There was a bicycle in one of the garages for him, and he had been given the same line of credit at Wimpy's and Crimper's as Honey. While Mrs. Wheeler and Miss Trask bought clothing, Jim spent the afternon with Mr. Wheeler, hearing all about his school days with Winthrop Frayne. So far, so good, he thought as the breeze rocked the glider gently. Now, if he could only stop thinking of the Wheelers as Mr. and Mrs. Wheeler and think of them as his parents.
His life with his parents had been idyllic, and now the jaded teenager in him wondered if his memories of Katje and Winthrop Frayne weren't somehow made bigger and brighter than life by the shadow his life with Jonesy had cast upon them.
He could remember at least twice when his father had been very angry with him. Once, when he was six and had handled his father's BB gun without permission, and once when he was nine and had gotten into trouble at school for fighting. Winthrop Frayne hadn't cared that he had been righteously defending the honor of a girl whose lunch had been stolen by the class bully. He had been informed that there were better ways of solving the problem than fighting, and had been grounded for a week.
He had fought with his mother when she first started seeing Jonesy - in his grief over the loss of his father, accusing her of trying to replace him. He had said some pretty terrible things to her, and she had not allowed it, even then. He had apologized to her, of course. Of course, even the 'bad' memories of times when he had been grounded or scolded were good memories now that they were gone. They had just been trying to mold him into a good citizen, helping him understand how to behave.

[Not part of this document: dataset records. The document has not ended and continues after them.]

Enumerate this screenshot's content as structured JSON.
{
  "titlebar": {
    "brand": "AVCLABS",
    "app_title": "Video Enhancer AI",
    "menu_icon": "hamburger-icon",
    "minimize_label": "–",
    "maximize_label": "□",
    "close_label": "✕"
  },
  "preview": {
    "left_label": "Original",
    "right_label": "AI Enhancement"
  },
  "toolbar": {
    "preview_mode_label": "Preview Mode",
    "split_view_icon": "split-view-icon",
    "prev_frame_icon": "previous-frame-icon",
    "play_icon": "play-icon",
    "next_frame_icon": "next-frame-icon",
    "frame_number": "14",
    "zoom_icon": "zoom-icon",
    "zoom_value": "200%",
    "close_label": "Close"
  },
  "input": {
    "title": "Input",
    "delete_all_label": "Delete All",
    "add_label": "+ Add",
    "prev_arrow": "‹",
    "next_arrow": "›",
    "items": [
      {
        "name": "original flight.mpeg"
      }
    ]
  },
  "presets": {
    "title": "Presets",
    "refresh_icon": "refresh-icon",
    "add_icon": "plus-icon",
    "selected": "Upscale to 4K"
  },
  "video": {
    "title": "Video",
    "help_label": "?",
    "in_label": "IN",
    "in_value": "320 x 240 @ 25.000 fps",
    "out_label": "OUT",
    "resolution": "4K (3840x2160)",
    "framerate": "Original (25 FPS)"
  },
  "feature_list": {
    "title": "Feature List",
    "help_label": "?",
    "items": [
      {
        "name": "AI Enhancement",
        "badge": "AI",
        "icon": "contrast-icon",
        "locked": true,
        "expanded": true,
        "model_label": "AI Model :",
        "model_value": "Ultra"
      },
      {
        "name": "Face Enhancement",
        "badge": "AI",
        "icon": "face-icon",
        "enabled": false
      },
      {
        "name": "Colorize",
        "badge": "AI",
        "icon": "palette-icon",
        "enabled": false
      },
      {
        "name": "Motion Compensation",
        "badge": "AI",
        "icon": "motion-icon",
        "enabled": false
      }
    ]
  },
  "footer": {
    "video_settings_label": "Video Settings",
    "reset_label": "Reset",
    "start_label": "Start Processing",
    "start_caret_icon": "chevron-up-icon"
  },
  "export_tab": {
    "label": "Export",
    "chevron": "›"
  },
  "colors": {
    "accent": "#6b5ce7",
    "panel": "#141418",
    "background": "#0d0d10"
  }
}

He wondered what his mother would have said if she could have heard him shout at Trixie and Honey when they had first found him at Ten Acres. If she had seen the son she had raised to be polite and treat women with respect aiming a gun at two teenage girls and making threats? He sighed, turning over to rest his eyes from the sun and prevent his forearms from sunburning.
It bothered him to think of what his time spent living with Jonesy had turned him into. The things he had forgotten about himself. He had scarcely remembered some of his likes and dislikes after being deprived of most choices for so long. Jonsey decided what was for dinner and how much was enough. Jonsey gave him clothes to wear. Jonesy decided when it was time to wake up and go to sleep. And, if Jonesy decided to beat him, he had discovered that there was no way to stop him.

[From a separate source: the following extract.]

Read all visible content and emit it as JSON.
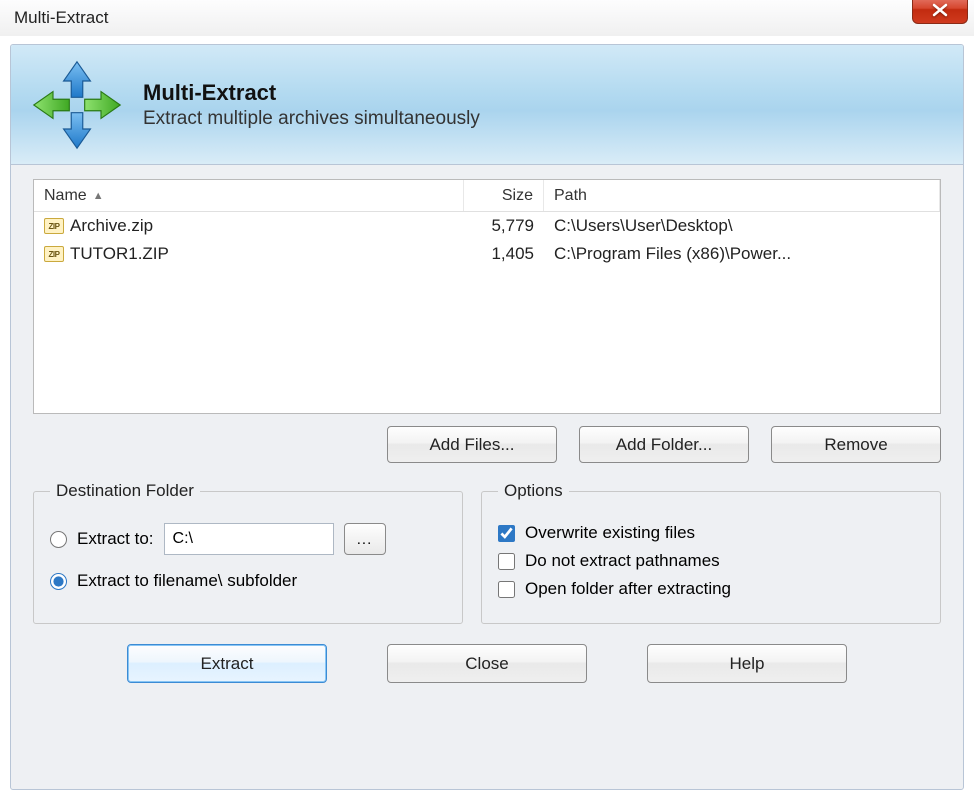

Memories of the abuse he had suffered at the hands of his stepfather sometimes made him feel queasy. He hated having to talk about it with the Wheelers - the idea of people pitying the poor, abused orphan made him wish he could sink into the floor and disappear. Trixie and Mr. Wheeler were the only ones who knew who didn't look at him with pity. Mr. Wheeler had sworn to Jim that Jonesy would never harm him again and had explained that he had pulled out every stop to ensure that the man spent the maximum time in prison. Whenever the subject was even hinted at, Trixie's blue eyes were filled with anger. For some reason, he found this comforting.
As he drifted off to sleep on the glider, his last conscious thought was of Trixie laughing at him earlier in the day as he landed on the ground with Bobby and Reddy scrambling over him to take back the ratty old tennis ball he and Trixie had been using in a rousing match of Keep Away with the boy and the dog. Trixie's laugh was one of his favorite sounds, he decided, just before sleep overtook him.